Could you copy each line of the listing below that has the word "toutiao"?
^^^^^^^^
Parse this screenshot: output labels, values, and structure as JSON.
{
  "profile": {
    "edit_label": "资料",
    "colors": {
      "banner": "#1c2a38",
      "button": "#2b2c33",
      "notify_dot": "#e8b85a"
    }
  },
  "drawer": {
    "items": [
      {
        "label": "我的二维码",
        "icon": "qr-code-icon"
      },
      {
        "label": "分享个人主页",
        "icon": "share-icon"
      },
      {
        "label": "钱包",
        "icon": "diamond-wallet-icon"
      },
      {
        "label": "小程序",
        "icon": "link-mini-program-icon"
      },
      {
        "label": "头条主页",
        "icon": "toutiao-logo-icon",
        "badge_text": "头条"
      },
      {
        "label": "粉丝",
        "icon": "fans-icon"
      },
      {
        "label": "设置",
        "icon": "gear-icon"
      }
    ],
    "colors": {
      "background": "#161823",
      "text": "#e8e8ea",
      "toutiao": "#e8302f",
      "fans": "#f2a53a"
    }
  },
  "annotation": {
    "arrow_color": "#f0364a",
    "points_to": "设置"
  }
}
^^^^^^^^
→ Solution to this task:
        "icon": "toutiao-logo-icon",
      "toutiao": "#e8302f",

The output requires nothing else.